Some are built like that, and they are a blessing – to warn of an oncoming junction or a mega-bump… that is often not signposted or marked, often nearly invisible, and often severe enough to cause damage or a catastrophic accident if taken (unseen) at full speed.  

There are also more than a few of our rumble strips that are not built correctly. Some - as singles or multiples – are the shape and girth of recumbent fenceposts. Others are less severe than that but still much thicker than they should be. Cars with sound suspensions can negotiate most of them at full speed with a bit more than a “thrum” but no damage or loss of control. But cars with sub-standard suspensions slow down to walking pace to avoid alarming axle-tramp – often causing following traffic (which is expecting cars ahead to maintain speed at that point) to take urgent evasive action! 

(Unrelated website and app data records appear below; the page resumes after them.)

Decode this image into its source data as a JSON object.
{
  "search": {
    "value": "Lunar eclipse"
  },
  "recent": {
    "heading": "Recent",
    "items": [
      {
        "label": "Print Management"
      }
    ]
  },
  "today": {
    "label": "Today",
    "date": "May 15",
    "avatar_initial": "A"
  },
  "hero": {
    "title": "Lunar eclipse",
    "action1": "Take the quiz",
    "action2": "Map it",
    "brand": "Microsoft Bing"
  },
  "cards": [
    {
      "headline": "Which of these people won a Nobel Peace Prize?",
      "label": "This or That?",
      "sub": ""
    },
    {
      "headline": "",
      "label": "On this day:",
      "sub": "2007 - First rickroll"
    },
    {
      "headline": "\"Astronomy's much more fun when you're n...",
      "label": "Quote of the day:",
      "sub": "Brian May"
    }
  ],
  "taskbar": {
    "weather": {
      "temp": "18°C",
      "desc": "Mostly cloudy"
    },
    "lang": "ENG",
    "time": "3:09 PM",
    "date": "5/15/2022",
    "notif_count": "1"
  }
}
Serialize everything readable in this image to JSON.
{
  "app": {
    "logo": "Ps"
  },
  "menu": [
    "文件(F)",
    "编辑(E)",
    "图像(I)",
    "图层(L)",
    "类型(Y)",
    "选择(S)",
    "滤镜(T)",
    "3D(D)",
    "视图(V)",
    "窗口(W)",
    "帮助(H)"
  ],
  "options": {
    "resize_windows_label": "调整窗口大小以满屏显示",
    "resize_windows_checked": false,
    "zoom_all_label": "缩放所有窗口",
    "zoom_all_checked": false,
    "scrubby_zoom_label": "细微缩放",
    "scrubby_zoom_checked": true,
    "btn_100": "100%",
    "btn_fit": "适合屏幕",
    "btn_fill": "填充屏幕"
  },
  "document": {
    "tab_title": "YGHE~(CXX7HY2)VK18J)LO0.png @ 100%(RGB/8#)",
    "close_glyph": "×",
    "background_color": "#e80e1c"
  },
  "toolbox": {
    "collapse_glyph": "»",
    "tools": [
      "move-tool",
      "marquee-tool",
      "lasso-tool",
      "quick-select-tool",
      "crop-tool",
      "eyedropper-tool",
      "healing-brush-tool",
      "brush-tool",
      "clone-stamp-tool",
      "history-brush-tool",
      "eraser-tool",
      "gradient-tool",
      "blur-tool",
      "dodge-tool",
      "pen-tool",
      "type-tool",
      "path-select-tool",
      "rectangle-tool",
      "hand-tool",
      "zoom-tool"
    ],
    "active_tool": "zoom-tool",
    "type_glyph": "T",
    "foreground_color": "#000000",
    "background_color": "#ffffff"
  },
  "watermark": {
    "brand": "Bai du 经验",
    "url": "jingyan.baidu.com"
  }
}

I have watched cars (and especially light trucks) crossing rumble strips at reasonable speed, and seen their rear wheels bounce several centimetres off the ground...with a sideways kick. Some such strips – and even full-scale bumps – are positioned on a bend at the bottom of a steep sided valley just before a bridge! Not the best place to lose control. These bumps don’t warn of a danger which is usually self-evident. They are the danger. The whole national strategy on bumps is in dire need of a re-think and overhaul.

 (* The hokey-kokey is a “shake-it-all-about” folk dance also known as 

the “Hinkumbooby Roundabout” or the “Hilli ballu ballai” or the “Looby Looby” – onomatapoeically ironic, wouldn’t you say, in the context of “traffic calming”?)